Luckily it’s dead easy to do: enter Preferences (either by opening up Tomboy and clicking Edit -> Preferences, or if you’ve got it on your GNOME panel, right-click the icon) and select the “Synchronization” tab. Choose the “Local Folder” service and find your Dropbox, which is inside your home folder by default. Inside of Dropbox, make a new folder for the Tomboy Notes database, and select that folder.
Dropbox acts like any other directory on your computer, so when Tomboy syncs itself to your Dropbox, Dropbox automatically syncs that database across all the computers you have it installed on. Now you can access your notes anywhere!
As for Zim, syncing is even easier, and gives you more benefits. When you start a new wiki, just remember to save it somewhere in your Dropbox folder – that’s it. If you’ve got a wiki you’ve already started and want that synced instead, you need only move the folder you saved it as (remember, Zim wikis are saved as folders, not files) to your Dropbox. You’ll have to tell Zim where it is next time you start the program, of course.
Beyond file synchronization, saving Zim to your Dropbox has another two little bonuses: if you login to dropbox.com and navigate to the place where you’ve saved a Zim wiki, you’ll find you’ll be able to actually read your Zim notes anywhere, regardless of whether Dropbox is installed or not! Since they’re stored as plaintext, you could also edit them without Dropbox or Zim by downloading and re-uploading the file.
As for the other extra feature, if you’ve worked with wikis at all you probably know most give you the ability to revert changes or view the history of an article. Zim doesn’t come with that functionality – which is understandable, as storing every revision of an article can clutter up a folder right quick. But Dropbox will give you a similar feature:
It is what it looks like, folks. Wiki history, brought to you by Dropbox, accessible from your own file browser.
You might have the most elegant word processor in the world, but it won’t do you any good if you accidentally erase half your story. Or if your computer crashes, or if you’re miles away from the laptop you’ve stored it all on.
That’s why I’m introducing Dropbox (available for Linux, of course!) first. It’s the most important tool I’ll ever give you on this blog. (Yes, jumped the shark in two posts.)

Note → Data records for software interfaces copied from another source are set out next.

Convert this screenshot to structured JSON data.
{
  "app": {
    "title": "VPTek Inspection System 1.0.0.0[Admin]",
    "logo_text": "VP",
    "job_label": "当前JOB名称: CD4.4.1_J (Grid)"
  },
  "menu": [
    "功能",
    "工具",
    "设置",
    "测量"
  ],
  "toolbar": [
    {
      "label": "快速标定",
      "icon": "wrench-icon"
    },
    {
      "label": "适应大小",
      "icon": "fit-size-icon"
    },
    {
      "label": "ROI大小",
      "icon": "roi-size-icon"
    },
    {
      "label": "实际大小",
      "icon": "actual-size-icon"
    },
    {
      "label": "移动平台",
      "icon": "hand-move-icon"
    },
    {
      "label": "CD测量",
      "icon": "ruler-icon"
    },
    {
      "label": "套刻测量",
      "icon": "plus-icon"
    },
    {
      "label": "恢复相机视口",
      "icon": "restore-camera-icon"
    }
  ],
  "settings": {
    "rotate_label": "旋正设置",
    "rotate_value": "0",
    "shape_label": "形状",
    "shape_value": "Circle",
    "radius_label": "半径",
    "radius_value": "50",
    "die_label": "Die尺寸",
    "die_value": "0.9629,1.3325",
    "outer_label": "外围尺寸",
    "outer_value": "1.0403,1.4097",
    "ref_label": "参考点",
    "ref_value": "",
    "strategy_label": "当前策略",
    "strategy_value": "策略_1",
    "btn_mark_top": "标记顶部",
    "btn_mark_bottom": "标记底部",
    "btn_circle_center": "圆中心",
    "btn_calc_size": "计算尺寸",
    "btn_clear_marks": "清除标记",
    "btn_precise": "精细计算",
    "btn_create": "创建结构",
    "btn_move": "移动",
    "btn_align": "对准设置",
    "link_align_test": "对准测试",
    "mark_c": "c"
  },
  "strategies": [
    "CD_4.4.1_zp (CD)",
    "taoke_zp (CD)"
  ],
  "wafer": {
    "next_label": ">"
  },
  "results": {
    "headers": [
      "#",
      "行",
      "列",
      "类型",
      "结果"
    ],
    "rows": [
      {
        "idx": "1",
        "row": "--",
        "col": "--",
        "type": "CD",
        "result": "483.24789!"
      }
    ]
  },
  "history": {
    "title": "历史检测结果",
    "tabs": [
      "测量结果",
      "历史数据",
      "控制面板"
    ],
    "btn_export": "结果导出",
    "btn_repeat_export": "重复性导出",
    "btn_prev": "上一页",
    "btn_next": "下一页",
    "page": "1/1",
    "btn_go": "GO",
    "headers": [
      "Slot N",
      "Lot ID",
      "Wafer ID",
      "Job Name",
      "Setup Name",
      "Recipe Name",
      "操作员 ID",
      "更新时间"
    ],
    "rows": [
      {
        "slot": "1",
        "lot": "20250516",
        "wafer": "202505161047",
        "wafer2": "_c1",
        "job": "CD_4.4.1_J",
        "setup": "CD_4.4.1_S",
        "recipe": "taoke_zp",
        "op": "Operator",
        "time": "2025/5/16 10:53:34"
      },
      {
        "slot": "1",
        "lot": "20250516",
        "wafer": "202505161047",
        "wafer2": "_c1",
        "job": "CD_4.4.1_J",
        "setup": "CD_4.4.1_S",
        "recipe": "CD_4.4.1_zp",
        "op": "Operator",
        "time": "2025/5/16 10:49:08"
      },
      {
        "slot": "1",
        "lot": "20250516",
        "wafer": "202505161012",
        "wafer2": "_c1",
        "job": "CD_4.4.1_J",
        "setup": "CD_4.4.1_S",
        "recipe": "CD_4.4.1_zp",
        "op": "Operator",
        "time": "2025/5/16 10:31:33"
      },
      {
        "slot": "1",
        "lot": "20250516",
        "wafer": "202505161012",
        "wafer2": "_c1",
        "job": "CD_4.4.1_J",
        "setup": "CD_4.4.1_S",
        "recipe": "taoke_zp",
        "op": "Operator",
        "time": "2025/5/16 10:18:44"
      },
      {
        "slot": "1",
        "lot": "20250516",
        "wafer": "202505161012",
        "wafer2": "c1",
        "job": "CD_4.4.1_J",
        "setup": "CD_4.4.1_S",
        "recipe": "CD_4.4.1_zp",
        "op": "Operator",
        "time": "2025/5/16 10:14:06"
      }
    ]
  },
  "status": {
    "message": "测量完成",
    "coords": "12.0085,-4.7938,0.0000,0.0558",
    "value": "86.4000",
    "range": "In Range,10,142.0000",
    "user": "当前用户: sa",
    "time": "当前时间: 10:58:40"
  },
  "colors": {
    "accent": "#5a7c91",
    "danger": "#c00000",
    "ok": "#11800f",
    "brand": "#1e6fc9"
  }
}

Dropbox is a file synchronization service, but it’s so much more than that. When you install Dropbox, a special folder appears under your user folder called, naturally, your Dropbox. This folder keeps itself backed up whenever you’re connected to the Internet. You can install Dropbox on multiple computers and keep the same files synchronized across each one, or login to dropbox.com and view your whole Dropbox online if you’re away.
Accidentally deleted a story? Not a problem – deleted files are kept in your Dropbox for 30 days, so all you have to do is restore it. Or if you’ve saved over your work, Dropbox has a solution for that too: it stores every revision of every file in your Dropbox, so you can revert your changes.
The only limit to Dropbox is its size. You can store 2GB of files for free; any more and you’ve got to pay up. Still, if 2GB means anything to you at all, you know that can hold thousands upon thousands of stories, no sweat.
As a writer, I think Dropbox makes one feel a bit more daring. Before, I’d keep an extra document going alongside any story I was writing, so I could store the bits I cut out there. But with Dropbox, of course, the whole file-revision thing means I don’t have to. I can hack and slash without worrying about losing a thing.
So don’t wait ’till it’s too late, back up your writing! It’s free!